Unfair and entitled – that’s how many describe people crossing the line and getting the vaccine before they qualify.
Many know at least one person exaggerating their health condition or their boss classifying them as front-line workers to jump the line – experts call hyper-competitive behavior the “hunger game for vaccines.”
Karla Salazar, a childcare worker in San Francisco, described how long it would take some people to get the COVID-19 vaccine as “crazy,” including lying about being an essential worker.
“They say, ‘oh I work as a nurse’ and they take badges from friends,” she said.
On Monday, millions more Californians with serious health conditions and disabilities became eligible for the vaccine.
San Francisco goes a step further to include the homeless, inmates and others in high-risk congregational settings.
But because vaccines are open to more people, so are the opportunities for more queues and vaccine fraud.
“This is a competition, and it shouldn’t be,” said UCSF Epidemiologist Dr. George Rutherford. “I think people should have a bigger societal goal in mind which is to stop transmission.”
He said taking an appointment from someone living in a high-transmission area made the pandemic harder to fight.
“We don’t want a hunger game for vaccines,” said Rutherford. “There is logic to this, and please wait your turn.”
“It’s not fair,” said Soon Tani Beccaria Mochizuki from San Francisco. “People who really need the vaccine deserve it first.”
Others say vaccinating anyone will help us gain herd immunity.
“You know what? The more people who get vaccinated, that’s all that matters,” said Shawn Gupta of San Francisco. “It’s better for all of us, so let’s just get over it.”
The city of San Francisco requires everyone to tick a box and sign their name swearing they qualify for a vaccine, but some say relying solely on people’s honesty makes it too easy to cheat the system.
Below is more information from the San Francisco COVID Command Center
We have informed all San Francisco vaccination providers with the guidelines below regarding verification of eligibility:
- Use reasonable processes to verify that the person vaccinating meets the eligibility criteria, while avoiding overly burdensome documentation requirements that create barriers to vaccination.
- Workers in different occupational sectors differ in the available documentation that can verify their employment status. Providers may adopt methods that include but are not limited to checking job identification badges, salary deductions, or letters from employers, acknowledging that in some circumstances it may be more feasible and fairer to rely on than to obtain vaccines signed from them. the labor sector.
- Ultimately, it is up to the vaccinating entity to decide on an appropriate process to verify eligibility, however, vaccination sites serving disproportionately affected populations and communities affected by COVID19 should ensure that access to vaccines is low barriers.
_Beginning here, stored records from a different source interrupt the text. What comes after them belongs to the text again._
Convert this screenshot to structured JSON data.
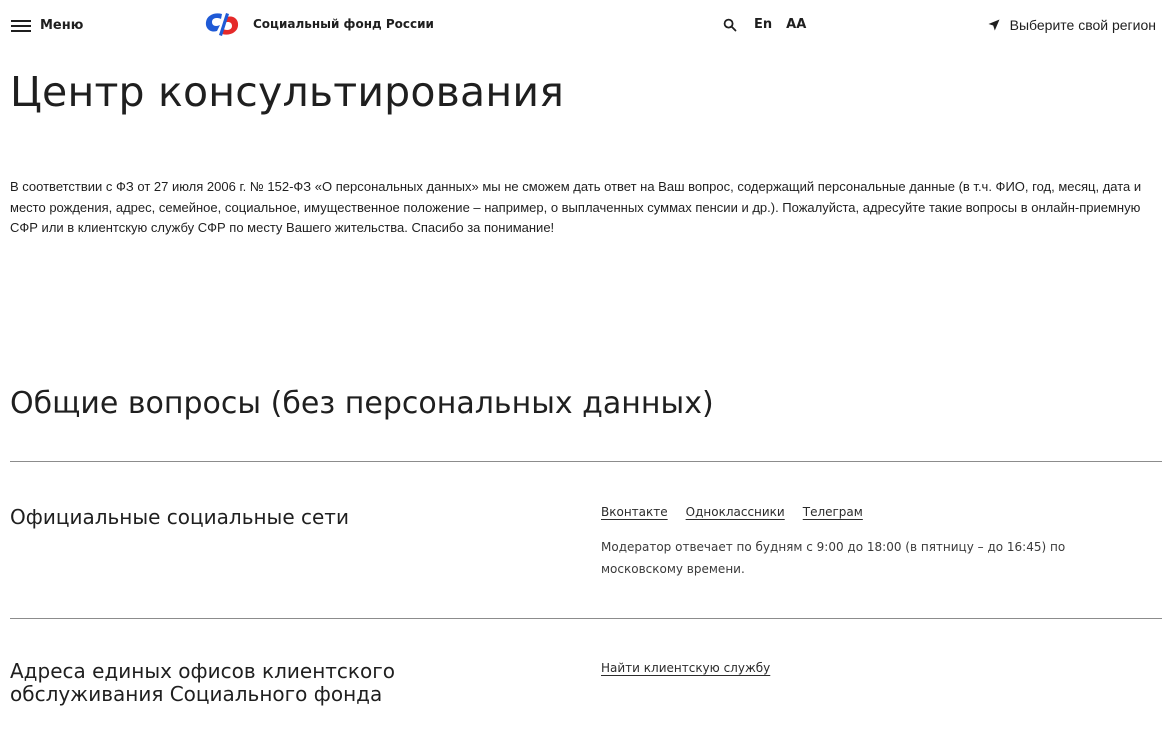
{
  "header": {
    "menu_label": "Меню",
    "brand_name": "Социальный фонд России",
    "lang_label": "En",
    "vision_label": "АА",
    "region_label": "Выберите свой регион",
    "icons": {
      "menu": "hamburger-icon",
      "logo": "sfr-logo-icon",
      "search": "search-icon",
      "region": "location-arrow-icon"
    },
    "colors": {
      "logo_blue": "#1f5ad6",
      "logo_red": "#e52a2a"
    }
  },
  "main": {
    "title": "Центр консультирования",
    "notice": "В соответствии с ФЗ от 27 июля 2006 г. № 152-ФЗ «О персональных данных» мы не сможем дать ответ на Ваш вопрос, содержащий персональные данные (в т.ч. ФИО, год, месяц, дата и место рождения, адрес, семейное, социальное, имущественное положение – например, о выплаченных суммах пенсии и др.). Пожалуйста, адресуйте такие вопросы в онлайн-приемную СФР или в клиентскую службу СФР по месту Вашего жительства. Спасибо за понимание!",
    "section_title": "Общие вопросы (без персональных данных)",
    "rows": [
      {
        "title": "Официальные социальные сети",
        "links": [
          "Вконтакте",
          "Одноклассники",
          "Телеграм"
        ],
        "text": "Модератор отвечает по будням с 9:00 до 18:00 (в пятницу – до 16:45) по московскому времени."
      },
      {
        "title": "Адреса единых офисов клиентского обслуживания Социального фонда",
        "links": [
          "Найти клиентскую службу"
        ]
      }
    ]
  }
}
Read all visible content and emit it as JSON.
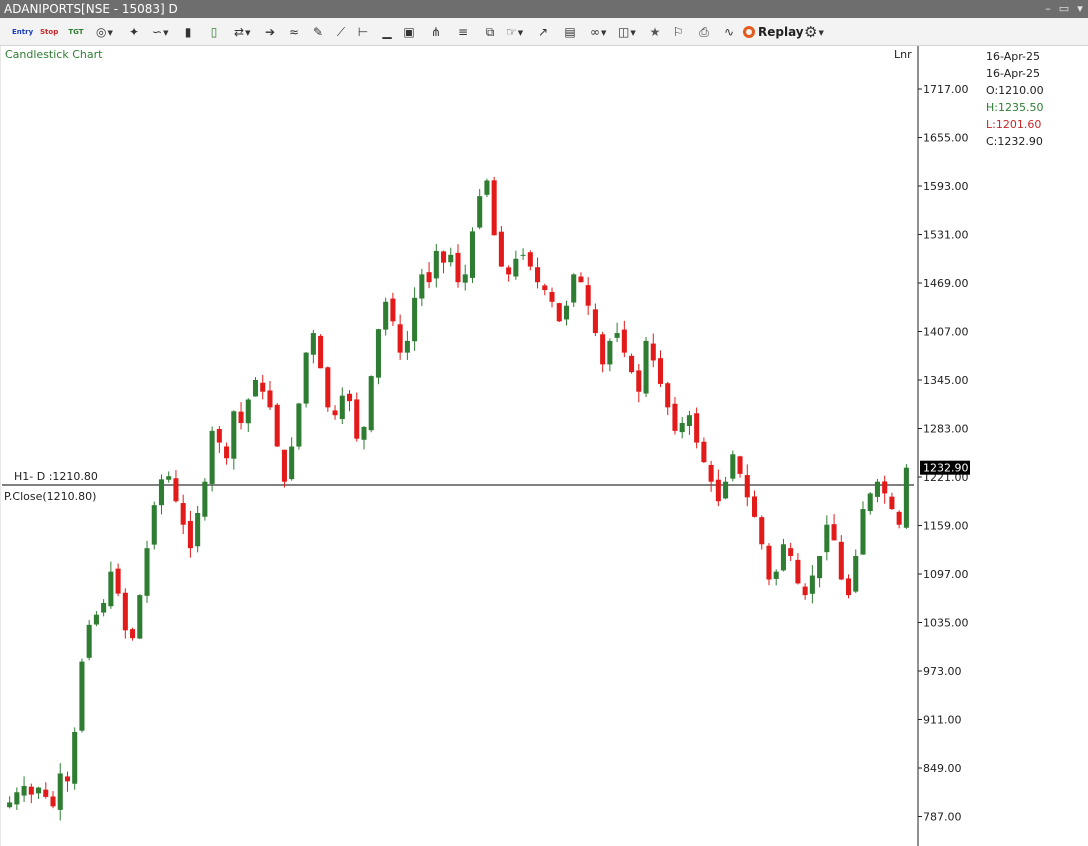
{
  "window": {
    "title": "ADANIPORTS[NSE - 15083] D"
  },
  "toolbar": {
    "entry_label": "Entry",
    "stop_label": "Stop",
    "tgt_label": "TGT",
    "replay_label": "Replay"
  },
  "chart_panel": {
    "title": "Candlestick Chart",
    "scale_mode": "Lnr",
    "last_price_tag": "1232.90"
  },
  "info_panel": {
    "date_1": "16-Apr-25",
    "date_2": "16-Apr-25",
    "open": "O:1210.00",
    "high": "H:1235.50",
    "low": "L:1201.60",
    "close": "C:1232.90"
  },
  "reference_lines": {
    "h1_label": "H1- D :1210.80",
    "pclose_label": "P.Close(1210.80)"
  },
  "colors": {
    "up": "#2e7d32",
    "down": "#e31a1a",
    "axis": "#222222",
    "price_tag_bg": "#000000"
  },
  "chart_data": {
    "type": "candlestick",
    "title": "Candlestick Chart",
    "symbol": "ADANIPORTS",
    "interval": "D",
    "y_axis": {
      "ticks": [
        "1717.00",
        "1655.00",
        "1593.00",
        "1531.00",
        "1469.00",
        "1407.00",
        "1345.00",
        "1283.00",
        "1221.00",
        "1159.00",
        "1097.00",
        "1035.00",
        "973.00",
        "911.00",
        "849.00",
        "787.00"
      ],
      "range": [
        770,
        1745
      ],
      "scale": "linear"
    },
    "reference_line": {
      "name": "H1- D",
      "value": 1210.8
    },
    "previous_close": 1210.8,
    "last_close": 1232.9,
    "close_series": [
      805,
      818,
      826,
      815,
      824,
      812,
      800,
      842,
      832,
      895,
      985,
      1032,
      1045,
      1060,
      1100,
      1072,
      1025,
      1015,
      1070,
      1130,
      1185,
      1218,
      1222,
      1190,
      1160,
      1130,
      1175,
      1215,
      1280,
      1265,
      1245,
      1305,
      1290,
      1320,
      1345,
      1330,
      1310,
      1260,
      1215,
      1260,
      1315,
      1380,
      1405,
      1360,
      1310,
      1300,
      1325,
      1318,
      1270,
      1285,
      1350,
      1410,
      1445,
      1420,
      1380,
      1395,
      1450,
      1480,
      1470,
      1510,
      1495,
      1505,
      1470,
      1480,
      1535,
      1580,
      1600,
      1530,
      1490,
      1480,
      1500,
      1505,
      1490,
      1470,
      1460,
      1445,
      1420,
      1440,
      1480,
      1470,
      1440,
      1405,
      1365,
      1395,
      1405,
      1380,
      1355,
      1330,
      1395,
      1370,
      1340,
      1310,
      1280,
      1290,
      1300,
      1265,
      1240,
      1215,
      1190,
      1215,
      1250,
      1225,
      1195,
      1170,
      1135,
      1090,
      1100,
      1135,
      1120,
      1085,
      1070,
      1095,
      1120,
      1160,
      1140,
      1090,
      1070,
      1120,
      1180,
      1200,
      1215,
      1200,
      1180,
      1160,
      1232.9
    ]
  }
}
- This communication will be updated as additional guidance on verification of eligibility is published by CDPH.